- _WHAT THE TASK ASKS_
The records below are to be set down word for word, with every picture left out.

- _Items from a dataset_

========================================

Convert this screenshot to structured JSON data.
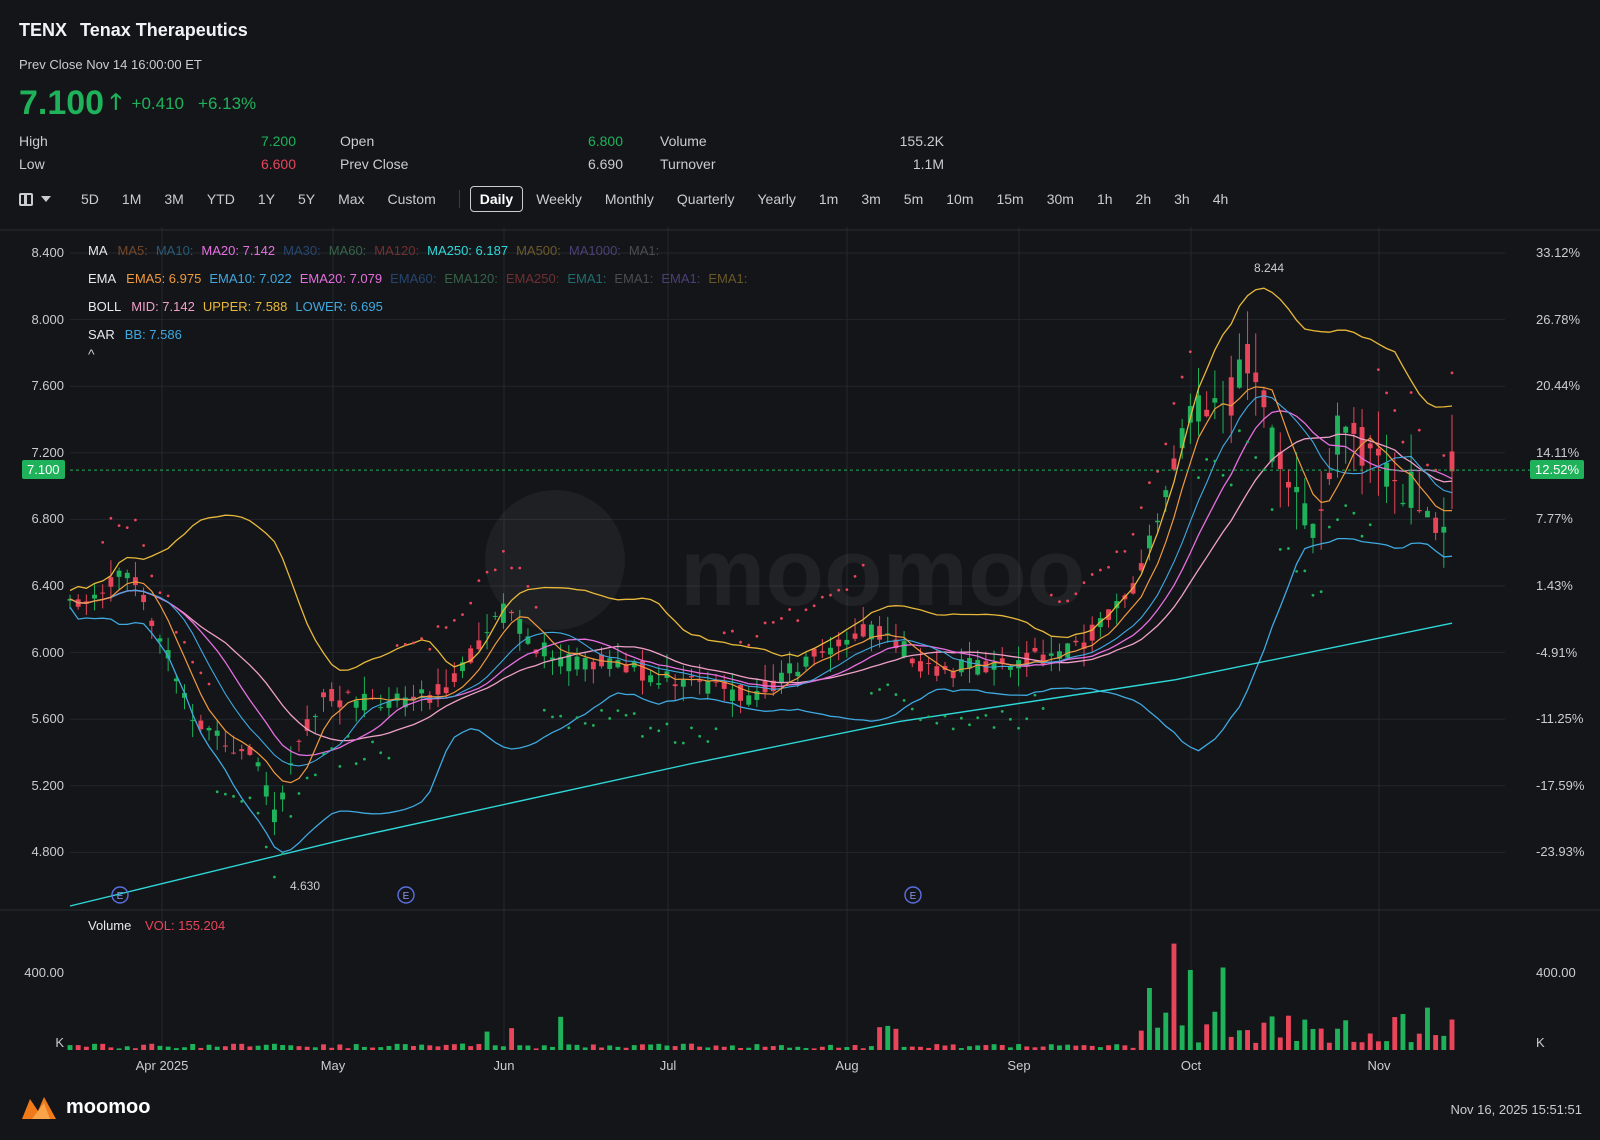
{
  "header": {
    "ticker": "TENX",
    "company": "Tenax Therapeutics",
    "prev_close_label": "Prev Close Nov 14 16:00:00 ET",
    "price": "7.100",
    "change": "+0.410",
    "change_pct": "+6.13%"
  },
  "stats": {
    "high_label": "High",
    "high": "7.200",
    "low_label": "Low",
    "low": "6.600",
    "open_label": "Open",
    "open": "6.800",
    "prev_close_label": "Prev Close",
    "prev_close": "6.690",
    "volume_label": "Volume",
    "volume": "155.2K",
    "turnover_label": "Turnover",
    "turnover": "1.1M"
  },
  "toolbar": {
    "ranges": [
      "5D",
      "1M",
      "3M",
      "YTD",
      "1Y",
      "5Y",
      "Max",
      "Custom"
    ],
    "intervals": [
      "Daily",
      "Weekly",
      "Monthly",
      "Quarterly",
      "Yearly",
      "1m",
      "3m",
      "5m",
      "10m",
      "15m",
      "30m",
      "1h",
      "2h",
      "3h",
      "4h"
    ],
    "active": "Daily"
  },
  "legends": {
    "ma": {
      "label": "MA",
      "items": [
        {
          "text": "MA5:",
          "color": "#e8823a",
          "dim": true
        },
        {
          "text": "MA10:",
          "color": "#3fa9e0",
          "dim": true
        },
        {
          "text": "MA20: 7.142",
          "color": "#e66fe0",
          "dim": false
        },
        {
          "text": "MA30:",
          "color": "#3f7fd6",
          "dim": true
        },
        {
          "text": "MA60:",
          "color": "#5fbf80",
          "dim": true
        },
        {
          "text": "MA120:",
          "color": "#e05050",
          "dim": true
        },
        {
          "text": "MA250: 6.187",
          "color": "#2fd8d8",
          "dim": false
        },
        {
          "text": "MA500:",
          "color": "#d6a83a",
          "dim": true
        },
        {
          "text": "MA1000:",
          "color": "#9070e0",
          "dim": true
        },
        {
          "text": "MA1:",
          "color": "#8a8d92",
          "dim": true
        }
      ]
    },
    "ema": {
      "label": "EMA",
      "items": [
        {
          "text": "EMA5: 6.975",
          "color": "#f09a3e",
          "dim": false
        },
        {
          "text": "EMA10: 7.022",
          "color": "#3fa9e0",
          "dim": false
        },
        {
          "text": "EMA20: 7.079",
          "color": "#e66fe0",
          "dim": false
        },
        {
          "text": "EMA60:",
          "color": "#3f7fd6",
          "dim": true
        },
        {
          "text": "EMA120:",
          "color": "#5fbf80",
          "dim": true
        },
        {
          "text": "EMA250:",
          "color": "#e05050",
          "dim": true
        },
        {
          "text": "EMA1:",
          "color": "#2fd8d8",
          "dim": true
        },
        {
          "text": "EMA1:",
          "color": "#8a8d92",
          "dim": true
        },
        {
          "text": "EMA1:",
          "color": "#9070e0",
          "dim": true
        },
        {
          "text": "EMA1:",
          "color": "#d6a83a",
          "dim": true
        }
      ]
    },
    "boll": {
      "label": "BOLL",
      "items": [
        {
          "text": "MID: 7.142",
          "color": "#f0a0c8",
          "dim": false
        },
        {
          "text": "UPPER: 7.588",
          "color": "#e8b83a",
          "dim": false
        },
        {
          "text": "LOWER: 6.695",
          "color": "#3fa9e0",
          "dim": false
        }
      ]
    },
    "sar": {
      "label": "SAR",
      "items": [
        {
          "text": "BB: 7.586",
          "color": "#3fa9e0",
          "dim": false
        }
      ]
    },
    "collapse": "^"
  },
  "axes": {
    "left_price": [
      "8.400",
      "8.000",
      "7.600",
      "7.200",
      "6.800",
      "6.400",
      "6.000",
      "5.600",
      "5.200",
      "4.800"
    ],
    "right_pct": [
      "33.12%",
      "26.78%",
      "20.44%",
      "14.11%",
      "7.77%",
      "1.43%",
      "-4.91%",
      "-11.25%",
      "-17.59%",
      "-23.93%"
    ],
    "current_price_tag": "7.100",
    "current_pct_tag": "12.52%",
    "months": [
      "Apr 2025",
      "May",
      "Jun",
      "Jul",
      "Aug",
      "Sep",
      "Oct",
      "Nov"
    ],
    "vol_left": [
      "400.00",
      "K"
    ],
    "vol_right": [
      "400.00",
      "K"
    ],
    "high_marker": "8.244",
    "low_marker": "4.630",
    "event_marker": "E"
  },
  "volume_legend": {
    "label": "Volume",
    "vol": "VOL: 155.204"
  },
  "footer": {
    "brand": "moomoo",
    "timestamp": "Nov 16, 2025 15:51:51"
  },
  "watermark": "moomoo",
  "colors": {
    "up": "#1fb25a",
    "down": "#e8455a",
    "bg": "#131519"
  },
  "chart_data": {
    "type": "candlestick",
    "title": "TENX Daily",
    "ylim": [
      4.5,
      8.55
    ],
    "months": [
      "Apr 2025",
      "May",
      "Jun",
      "Jul",
      "Aug",
      "Sep",
      "Oct",
      "Nov"
    ],
    "key_points": [
      [
        "2025-03-17",
        6.3
      ],
      [
        "2025-03-28",
        6.5
      ],
      [
        "2025-04-08",
        5.6
      ],
      [
        "2025-04-18",
        5.4
      ],
      [
        "2025-04-22",
        5.0
      ],
      [
        "2025-04-24",
        5.3
      ],
      [
        "2025-04-30",
        5.75
      ],
      [
        "2025-05-10",
        5.7
      ],
      [
        "2025-05-20",
        5.75
      ],
      [
        "2025-06-01",
        6.25
      ],
      [
        "2025-06-10",
        5.95
      ],
      [
        "2025-06-20",
        5.95
      ],
      [
        "2025-07-01",
        5.85
      ],
      [
        "2025-07-15",
        5.75
      ],
      [
        "2025-07-28",
        6.05
      ],
      [
        "2025-08-05",
        6.15
      ],
      [
        "2025-08-15",
        5.9
      ],
      [
        "2025-08-28",
        5.95
      ],
      [
        "2025-09-10",
        6.05
      ],
      [
        "2025-09-20",
        6.45
      ],
      [
        "2025-09-28",
        7.3
      ],
      [
        "2025-10-01",
        7.55
      ],
      [
        "2025-10-05",
        7.45
      ],
      [
        "2025-10-10",
        7.8
      ],
      [
        "2025-10-14",
        7.2
      ],
      [
        "2025-10-20",
        6.7
      ],
      [
        "2025-10-25",
        7.3
      ],
      [
        "2025-11-01",
        7.2
      ],
      [
        "2025-11-05",
        7.0
      ],
      [
        "2025-11-10",
        6.95
      ],
      [
        "2025-11-12",
        6.75
      ],
      [
        "2025-11-14",
        7.1
      ]
    ],
    "ma250": [
      [
        0,
        4.5
      ],
      [
        0.2,
        4.9
      ],
      [
        0.45,
        5.35
      ],
      [
        0.6,
        5.6
      ],
      [
        0.8,
        5.85
      ],
      [
        1.0,
        6.187
      ]
    ],
    "volume_peak_k": 560,
    "last_volume_k": 155.204
  }
}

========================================

- _SOLUTION_
Convert this screenshot to structured JSON data.
{
  "header": {
    "ticker": "TENX",
    "company": "Tenax Therapeutics",
    "prev_close_label": "Prev Close Nov 14 16:00:00 ET",
    "price": "7.100",
    "change": "+0.410",
    "change_pct": "+6.13%"
  },
  "stats": {
    "high_label": "High",
    "high": "7.200",
    "low_label": "Low",
    "low": "6.600",
    "open_label": "Open",
    "open": "6.800",
    "prev_close_label": "Prev Close",
    "prev_close": "6.690",
    "volume_label": "Volume",
    "volume": "155.2K",
    "turnover_label": "Turnover",
    "turnover": "1.1M"
  },
  "toolbar": {
    "ranges": [
      "5D",
      "1M",
      "3M",
      "YTD",
      "1Y",
      "5Y",
      "Max",
      "Custom"
    ],
    "intervals": [
      "Daily",
      "Weekly",
      "Monthly",
      "Quarterly",
      "Yearly",
      "1m",
      "3m",
      "5m",
      "10m",
      "15m",
      "30m",
      "1h",
      "2h",
      "3h",
      "4h"
    ],
    "active": "Daily"
  },
  "legends": {
    "ma": {
      "label": "MA",
      "items": [
        {
          "text": "MA5:",
          "color": "#e8823a",
          "dim": true
        },
        {
          "text": "MA10:",
          "color": "#3fa9e0",
          "dim": true
        },
        {
          "text": "MA20: 7.142",
          "color": "#e66fe0",
          "dim": false
        },
        {
          "text": "MA30:",
          "color": "#3f7fd6",
          "dim": true
        },
        {
          "text": "MA60:",
          "color": "#5fbf80",
          "dim": true
        },
        {
          "text": "MA120:",
          "color": "#e05050",
          "dim": true
        },
        {
          "text": "MA250: 6.187",
          "color": "#2fd8d8",
          "dim": false
        },
        {
          "text": "MA500:",
          "color": "#d6a83a",
          "dim": true
        },
        {
          "text": "MA1000:",
          "color": "#9070e0",
          "dim": true
        },
        {
          "text": "MA1:",
          "color": "#8a8d92",
          "dim": true
        }
      ]
    },
    "ema": {
      "label": "EMA",
      "items": [
        {
          "text": "EMA5: 6.975",
          "color": "#f09a3e",
          "dim": false
        },
        {
          "text": "EMA10: 7.022",
          "color": "#3fa9e0",
          "dim": false
        },
        {
          "text": "EMA20: 7.079",
          "color": "#e66fe0",
          "dim": false
        },
        {
          "text": "EMA60:",
          "color": "#3f7fd6",
          "dim": true
        },
        {
          "text": "EMA120:",
          "color": "#5fbf80",
          "dim": true
        },
        {
          "text": "EMA250:",
          "color": "#e05050",
          "dim": true
        },
        {
          "text": "EMA1:",
          "color": "#2fd8d8",
          "dim": true
        },
        {
          "text": "EMA1:",
          "color": "#8a8d92",
          "dim": true
        },
        {
          "text": "EMA1:",
          "color": "#9070e0",
          "dim": true
        },
        {
          "text": "EMA1:",
          "color": "#d6a83a",
          "dim": true
        }
      ]
    },
    "boll": {
      "label": "BOLL",
      "items": [
        {
          "text": "MID: 7.142",
          "color": "#f0a0c8",
          "dim": false
        },
        {
          "text": "UPPER: 7.588",
          "color": "#e8b83a",
          "dim": false
        },
        {
          "text": "LOWER: 6.695",
          "color": "#3fa9e0",
          "dim": false
        }
      ]
    },
    "sar": {
      "label": "SAR",
      "items": [
        {
          "text": "BB: 7.586",
          "color": "#3fa9e0",
          "dim": false
        }
      ]
    },
    "collapse": "^"
  },
  "axes": {
    "left_price": [
      "8.400",
      "8.000",
      "7.600",
      "7.200",
      "6.800",
      "6.400",
      "6.000",
      "5.600",
      "5.200",
      "4.800"
    ],
    "right_pct": [
      "33.12%",
      "26.78%",
      "20.44%",
      "14.11%",
      "7.77%",
      "1.43%",
      "-4.91%",
      "-11.25%",
      "-17.59%",
      "-23.93%"
    ],
    "current_price_tag": "7.100",
    "current_pct_tag": "12.52%",
    "months": [
      "Apr 2025",
      "May",
      "Jun",
      "Jul",
      "Aug",
      "Sep",
      "Oct",
      "Nov"
    ],
    "vol_left": [
      "400.00",
      "K"
    ],
    "vol_right": [
      "400.00",
      "K"
    ],
    "high_marker": "8.244",
    "low_marker": "4.630",
    "event_marker": "E"
  },
  "volume_legend": {
    "label": "Volume",
    "vol": "VOL: 155.204"
  },
  "footer": {
    "brand": "moomoo",
    "timestamp": "Nov 16, 2025 15:51:51"
  },
  "watermark": "moomoo",
  "colors": {
    "up": "#1fb25a",
    "down": "#e8455a",
    "bg": "#131519"
  },
  "chart_data": {
    "type": "candlestick",
    "title": "TENX Daily",
    "ylim": [
      4.5,
      8.55
    ],
    "months": [
      "Apr 2025",
      "May",
      "Jun",
      "Jul",
      "Aug",
      "Sep",
      "Oct",
      "Nov"
    ],
    "key_points": [
      [
        "2025-03-17",
        6.3
      ],
      [
        "2025-03-28",
        6.5
      ],
      [
        "2025-04-08",
        5.6
      ],
      [
        "2025-04-18",
        5.4
      ],
      [
        "2025-04-22",
        5.0
      ],
      [
        "2025-04-24",
        5.3
      ],
      [
        "2025-04-30",
        5.75
      ],
      [
        "2025-05-10",
        5.7
      ],
      [
        "2025-05-20",
        5.75
      ],
      [
        "2025-06-01",
        6.25
      ],
      [
        "2025-06-10",
        5.95
      ],
      [
        "2025-06-20",
        5.95
      ],
      [
        "2025-07-01",
        5.85
      ],
      [
        "2025-07-15",
        5.75
      ],
      [
        "2025-07-28",
        6.05
      ],
      [
        "2025-08-05",
        6.15
      ],
      [
        "2025-08-15",
        5.9
      ],
      [
        "2025-08-28",
        5.95
      ],
      [
        "2025-09-10",
        6.05
      ],
      [
        "2025-09-20",
        6.45
      ],
      [
        "2025-09-28",
        7.3
      ],
      [
        "2025-10-01",
        7.55
      ],
      [
        "2025-10-05",
        7.45
      ],
      [
        "2025-10-10",
        7.8
      ],
      [
        "2025-10-14",
        7.2
      ],
      [
        "2025-10-20",
        6.7
      ],
      [
        "2025-10-25",
        7.3
      ],
      [
        "2025-11-01",
        7.2
      ],
      [
        "2025-11-05",
        7.0
      ],
      [
        "2025-11-10",
        6.95
      ],
      [
        "2025-11-12",
        6.75
      ],
      [
        "2025-11-14",
        7.1
      ]
    ],
    "ma250": [
      [
        0,
        4.5
      ],
      [
        0.2,
        4.9
      ],
      [
        0.45,
        5.35
      ],
      [
        0.6,
        5.6
      ],
      [
        0.8,
        5.85
      ],
      [
        1.0,
        6.187
      ]
    ],
    "volume_peak_k": 560,
    "last_volume_k": 155.204
  }
}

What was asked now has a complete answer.